The experimental mindset is one that relishes creativity. It is not afraid of appearing naïve, foolish or unorthodox. The importance of this lies with recognition that great entrepreneurial ideas are rarely self-evident and can be eccentric or idiosyncratic. We need to stray outside our notions of common sense if we are to bump into great business ideas.
Experimentation not only inspires people to be more imaginative in seeking options, but also to be more disciplined in their evaluation. This contrasts sharply with the standard method of strategic planning where little creativity goes into the content of the strategy and yet a spirit of ‘anything goes’ is invested in its execution… as long as targets are met.
Experimentation acknowledges human fallibility
When we start with intention, we move quickly to plans, target and milestones, missing the critical ingredients of knowledge and conceptual foundations. Experimentation starts in the right place – with what we need to know rather than what we need to achieve. It starts with our ignorance not with our desires. With an acknowledgment of our own fallibility, we find ourselves exercising curiosity, wondering aloud, listening to each other, and forming conjectures. When we ask, ‘what don’t we know that we need to know?’ it becomes the material from which sustainable strategies are constructed.
Experimentation changes attitudes to risk and failure
The list of transient practices described in the Bain report are often the result of ‘social proof’ or a herd mentality. Management techniques become popularised as people following trends or seek ‘best practice’ to avoid the risk of falling behind competitors. Sadly, they seem blind to the fact that ‘best practice’ is simply plagiarism with little being achieved by dutiful obedience. The real competitive advantage is the preserve of those who first experimented with the concept or idea. Changing attitudes to risk and failure can make the difference from being a follower to a leader.

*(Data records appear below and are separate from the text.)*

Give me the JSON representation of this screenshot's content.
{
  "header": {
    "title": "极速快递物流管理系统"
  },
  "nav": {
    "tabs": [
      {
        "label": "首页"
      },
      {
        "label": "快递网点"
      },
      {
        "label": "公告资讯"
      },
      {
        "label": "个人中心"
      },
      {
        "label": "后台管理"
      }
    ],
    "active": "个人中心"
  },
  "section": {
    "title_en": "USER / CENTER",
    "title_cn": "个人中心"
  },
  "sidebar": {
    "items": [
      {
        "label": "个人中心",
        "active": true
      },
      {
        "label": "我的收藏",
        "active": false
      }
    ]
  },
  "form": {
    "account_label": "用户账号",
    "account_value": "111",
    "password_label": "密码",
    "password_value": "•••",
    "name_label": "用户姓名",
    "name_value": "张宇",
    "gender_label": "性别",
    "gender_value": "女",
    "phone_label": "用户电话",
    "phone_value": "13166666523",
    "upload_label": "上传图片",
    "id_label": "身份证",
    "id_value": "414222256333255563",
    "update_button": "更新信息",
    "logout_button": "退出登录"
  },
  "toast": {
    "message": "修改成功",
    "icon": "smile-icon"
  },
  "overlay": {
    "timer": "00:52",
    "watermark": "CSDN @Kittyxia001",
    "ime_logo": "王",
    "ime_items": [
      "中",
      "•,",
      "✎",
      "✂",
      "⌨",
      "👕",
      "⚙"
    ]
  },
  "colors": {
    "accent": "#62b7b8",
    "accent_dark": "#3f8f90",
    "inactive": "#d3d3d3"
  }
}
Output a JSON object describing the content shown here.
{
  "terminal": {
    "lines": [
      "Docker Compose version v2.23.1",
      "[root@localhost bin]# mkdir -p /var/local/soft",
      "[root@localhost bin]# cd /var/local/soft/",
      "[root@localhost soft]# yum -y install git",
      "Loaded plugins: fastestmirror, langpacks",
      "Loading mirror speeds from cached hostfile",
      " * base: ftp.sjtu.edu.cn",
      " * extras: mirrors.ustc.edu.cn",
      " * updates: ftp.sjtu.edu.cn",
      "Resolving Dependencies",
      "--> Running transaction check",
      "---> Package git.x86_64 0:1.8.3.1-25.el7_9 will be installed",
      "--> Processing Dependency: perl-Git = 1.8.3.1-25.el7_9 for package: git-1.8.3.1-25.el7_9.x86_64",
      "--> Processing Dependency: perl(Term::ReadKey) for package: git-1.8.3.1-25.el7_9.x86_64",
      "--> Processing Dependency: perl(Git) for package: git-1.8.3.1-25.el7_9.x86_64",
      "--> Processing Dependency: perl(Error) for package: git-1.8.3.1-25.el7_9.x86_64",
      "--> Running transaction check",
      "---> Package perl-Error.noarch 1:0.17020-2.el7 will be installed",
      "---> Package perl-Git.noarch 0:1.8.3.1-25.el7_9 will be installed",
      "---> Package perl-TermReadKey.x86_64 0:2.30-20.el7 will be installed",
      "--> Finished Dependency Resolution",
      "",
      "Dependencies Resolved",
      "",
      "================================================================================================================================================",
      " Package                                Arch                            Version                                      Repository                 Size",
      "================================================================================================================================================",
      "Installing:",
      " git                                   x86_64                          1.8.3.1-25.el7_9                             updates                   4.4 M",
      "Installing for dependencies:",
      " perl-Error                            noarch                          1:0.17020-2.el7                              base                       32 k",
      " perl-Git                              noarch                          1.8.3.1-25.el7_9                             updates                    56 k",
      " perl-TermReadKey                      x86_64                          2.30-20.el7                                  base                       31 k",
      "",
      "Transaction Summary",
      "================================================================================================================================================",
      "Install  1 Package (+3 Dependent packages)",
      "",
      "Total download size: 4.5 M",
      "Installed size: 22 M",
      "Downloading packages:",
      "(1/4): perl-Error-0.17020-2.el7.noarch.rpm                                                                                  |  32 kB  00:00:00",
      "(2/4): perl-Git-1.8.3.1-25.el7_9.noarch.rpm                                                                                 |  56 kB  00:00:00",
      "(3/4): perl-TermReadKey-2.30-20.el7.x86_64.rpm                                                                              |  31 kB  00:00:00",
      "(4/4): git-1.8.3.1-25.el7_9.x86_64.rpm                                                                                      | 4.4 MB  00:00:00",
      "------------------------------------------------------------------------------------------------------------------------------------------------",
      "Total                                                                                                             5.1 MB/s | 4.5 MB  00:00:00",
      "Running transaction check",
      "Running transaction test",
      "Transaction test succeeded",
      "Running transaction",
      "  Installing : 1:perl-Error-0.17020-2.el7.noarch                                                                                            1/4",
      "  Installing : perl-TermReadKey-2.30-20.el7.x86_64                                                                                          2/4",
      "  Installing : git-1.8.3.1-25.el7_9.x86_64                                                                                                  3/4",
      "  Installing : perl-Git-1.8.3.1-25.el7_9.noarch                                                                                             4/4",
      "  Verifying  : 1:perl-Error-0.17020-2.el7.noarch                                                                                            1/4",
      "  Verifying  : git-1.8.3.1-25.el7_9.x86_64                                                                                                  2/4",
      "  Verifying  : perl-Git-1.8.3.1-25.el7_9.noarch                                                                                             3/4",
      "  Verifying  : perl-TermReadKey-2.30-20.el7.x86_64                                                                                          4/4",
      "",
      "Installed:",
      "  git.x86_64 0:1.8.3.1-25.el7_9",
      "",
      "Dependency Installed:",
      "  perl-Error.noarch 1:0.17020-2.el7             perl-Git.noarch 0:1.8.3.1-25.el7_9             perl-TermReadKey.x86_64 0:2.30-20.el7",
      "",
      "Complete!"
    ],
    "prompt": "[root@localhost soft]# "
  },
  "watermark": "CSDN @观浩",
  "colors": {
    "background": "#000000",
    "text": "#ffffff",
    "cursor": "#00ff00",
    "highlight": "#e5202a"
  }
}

Experimentation encourages boldness to try new ideas – to catch the first wave of innovation. It means applying a process in which risks are mitigated and failure is viewed as part of learning. It allows organisations to test strategies or new processes in discrete market segments or small parts of the organisation. By ‘farming the bets’ rather than ‘betting the farm’, it spreads the risk and creates a sense of freedom to try things out. It encourages people to test a wider span of ideas because the costs of failure are lower.
Experimentation encourages ‘agile’ competences
In science, experimentation exemplifies the virtues of patience, humility, open-mindedness, curiosity, and objectivity – qualities that are rare in most businesses where leaders are mainly rewarded and recognised for behaviours that deliver timely results and solutions. However, an over-reliance on authority, experience, and an alacrity to get the job done in these situations becomes limiting when applied in complex business environments where imagination, nimbleness and dexterity are required to succeed.
Leaders that do flourish in such an environment are comfortable with ambiguity and shun control as the only way of decision-making. They are suspicious of shortcuts, compromise and received wisdom. They seek new solutions and different ways of working. In short, they develop a set of skills and behaviours that makes them more agile leaders – they become experimentalists.
Business Experimentation – A practical guide for driving innovation and performance in your business is out now.
Rob James MBE established his own leadership consultancy practice in 2003, following senior roles in executive development at PwC. In this practice, and as a Programme Director at London Business School, he has worked globally across many industry sectors using experimentation to create greater value for businesses.
Jules Goddard is the leading proponent and practitioner of action learning programmes at London Business School. He was the first person to be appointed Gresham Professor of Commerce and now serves as a member of the Council of the Royal Institute of Philosophy.